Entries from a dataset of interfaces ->
'''
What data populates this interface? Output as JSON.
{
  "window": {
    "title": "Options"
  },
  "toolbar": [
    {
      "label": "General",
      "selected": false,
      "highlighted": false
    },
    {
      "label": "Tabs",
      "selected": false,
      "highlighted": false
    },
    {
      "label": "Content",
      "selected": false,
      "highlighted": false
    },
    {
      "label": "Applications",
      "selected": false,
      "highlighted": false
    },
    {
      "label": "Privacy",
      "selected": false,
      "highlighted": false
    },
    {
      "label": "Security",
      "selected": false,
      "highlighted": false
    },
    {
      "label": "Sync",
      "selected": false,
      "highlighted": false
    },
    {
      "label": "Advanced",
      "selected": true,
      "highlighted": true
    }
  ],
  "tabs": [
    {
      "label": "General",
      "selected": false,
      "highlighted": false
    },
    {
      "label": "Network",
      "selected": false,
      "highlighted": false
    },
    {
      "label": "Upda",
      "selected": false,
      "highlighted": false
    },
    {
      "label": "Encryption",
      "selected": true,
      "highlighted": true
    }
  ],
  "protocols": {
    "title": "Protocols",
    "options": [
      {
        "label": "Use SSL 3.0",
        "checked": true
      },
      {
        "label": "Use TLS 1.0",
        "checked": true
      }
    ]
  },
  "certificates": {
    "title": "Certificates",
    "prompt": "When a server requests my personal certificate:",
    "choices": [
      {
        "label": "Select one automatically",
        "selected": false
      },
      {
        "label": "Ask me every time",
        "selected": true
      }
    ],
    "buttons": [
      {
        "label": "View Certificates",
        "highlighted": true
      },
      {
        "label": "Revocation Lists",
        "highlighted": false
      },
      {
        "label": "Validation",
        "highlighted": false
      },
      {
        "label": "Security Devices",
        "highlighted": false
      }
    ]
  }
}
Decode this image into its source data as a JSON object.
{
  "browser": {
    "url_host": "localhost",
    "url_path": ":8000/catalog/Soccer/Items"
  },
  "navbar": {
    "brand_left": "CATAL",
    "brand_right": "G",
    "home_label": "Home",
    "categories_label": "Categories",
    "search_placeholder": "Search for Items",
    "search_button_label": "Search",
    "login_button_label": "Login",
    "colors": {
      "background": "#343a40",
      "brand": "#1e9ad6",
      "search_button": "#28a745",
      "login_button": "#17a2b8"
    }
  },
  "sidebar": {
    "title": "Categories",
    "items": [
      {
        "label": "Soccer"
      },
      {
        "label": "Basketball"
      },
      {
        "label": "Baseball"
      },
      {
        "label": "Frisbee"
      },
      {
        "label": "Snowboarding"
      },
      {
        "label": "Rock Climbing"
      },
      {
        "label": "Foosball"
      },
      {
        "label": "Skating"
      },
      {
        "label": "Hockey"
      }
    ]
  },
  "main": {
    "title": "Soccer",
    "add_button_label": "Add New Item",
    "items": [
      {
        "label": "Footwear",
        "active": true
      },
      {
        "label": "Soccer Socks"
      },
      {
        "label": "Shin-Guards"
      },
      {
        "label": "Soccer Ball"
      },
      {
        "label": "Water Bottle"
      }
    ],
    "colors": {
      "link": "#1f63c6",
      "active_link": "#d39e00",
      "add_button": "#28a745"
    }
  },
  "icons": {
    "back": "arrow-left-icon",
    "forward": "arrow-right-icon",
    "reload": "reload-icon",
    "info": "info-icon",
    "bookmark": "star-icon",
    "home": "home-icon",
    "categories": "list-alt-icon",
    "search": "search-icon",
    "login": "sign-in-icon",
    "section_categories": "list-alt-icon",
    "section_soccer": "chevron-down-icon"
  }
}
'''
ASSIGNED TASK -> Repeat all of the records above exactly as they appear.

THE ANSWER ->
What data populates this interface? Output as JSON.
{
  "window": {
    "title": "Options"
  },
  "toolbar": [
    {
      "label": "General",
      "selected": false,
      "highlighted": false
    },
    {
      "label": "Tabs",
      "selected": false,
      "highlighted": false
    },
    {
      "label": "Content",
      "selected": false,
      "highlighted": false
    },
    {
      "label": "Applications",
      "selected": false,
      "highlighted": false
    },
    {
      "label": "Privacy",
      "selected": false,
      "highlighted": false
    },
    {
      "label": "Security",
      "selected": false,
      "highlighted": false
    },
    {
      "label": "Sync",
      "selected": false,
      "highlighted": false
    },
    {
      "label": "Advanced",
      "selected": true,
      "highlighted": true
    }
  ],
  "tabs": [
    {
      "label": "General",
      "selected": false,
      "highlighted": false
    },
    {
      "label": "Network",
      "selected": false,
      "highlighted": false
    },
    {
      "label": "Upda",
      "selected": false,
      "highlighted": false
    },
    {
      "label": "Encryption",
      "selected": true,
      "highlighted": true
    }
  ],
  "protocols": {
    "title": "Protocols",
    "options": [
      {
        "label": "Use SSL 3.0",
        "checked": true
      },
      {
        "label": "Use TLS 1.0",
        "checked": true
      }
    ]
  },
  "certificates": {
    "title": "Certificates",
    "prompt": "When a server requests my personal certificate:",
    "choices": [
      {
        "label": "Select one automatically",
        "selected": false
      },
      {
        "label": "Ask me every time",
        "selected": true
      }
    ],
    "buttons": [
      {
        "label": "View Certificates",
        "highlighted": true
      },
      {
        "label": "Revocation Lists",
        "highlighted": false
      },
      {
        "label": "Validation",
        "highlighted": false
      },
      {
        "label": "Security Devices",
        "highlighted": false
      }
    ]
  }
}
Decode this image into its source data as a JSON object.
{
  "browser": {
    "url_host": "localhost",
    "url_path": ":8000/catalog/Soccer/Items"
  },
  "navbar": {
    "brand_left": "CATAL",
    "brand_right": "G",
    "home_label": "Home",
    "categories_label": "Categories",
    "search_placeholder": "Search for Items",
    "search_button_label": "Search",
    "login_button_label": "Login",
    "colors": {
      "background": "#343a40",
      "brand": "#1e9ad6",
      "search_button": "#28a745",
      "login_button": "#17a2b8"
    }
  },
  "sidebar": {
    "title": "Categories",
    "items": [
      {
        "label": "Soccer"
      },
      {
        "label": "Basketball"
      },
      {
        "label": "Baseball"
      },
      {
        "label": "Frisbee"
      },
      {
        "label": "Snowboarding"
      },
      {
        "label": "Rock Climbing"
      },
      {
        "label": "Foosball"
      },
      {
        "label": "Skating"
      },
      {
        "label": "Hockey"
      }
    ]
  },
  "main": {
    "title": "Soccer",
    "add_button_label": "Add New Item",
    "items": [
      {
        "label": "Footwear",
        "active": true
      },
      {
        "label": "Soccer Socks"
      },
      {
        "label": "Shin-Guards"
      },
      {
        "label": "Soccer Ball"
      },
      {
        "label": "Water Bottle"
      }
    ],
    "colors": {
      "link": "#1f63c6",
      "active_link": "#d39e00",
      "add_button": "#28a745"
    }
  },
  "icons": {
    "back": "arrow-left-icon",
    "forward": "arrow-right-icon",
    "reload": "reload-icon",
    "info": "info-icon",
    "bookmark": "star-icon",
    "home": "home-icon",
    "categories": "list-alt-icon",
    "search": "search-icon",
    "login": "sign-in-icon",
    "section_categories": "list-alt-icon",
    "section_soccer": "chevron-down-icon"
  }
}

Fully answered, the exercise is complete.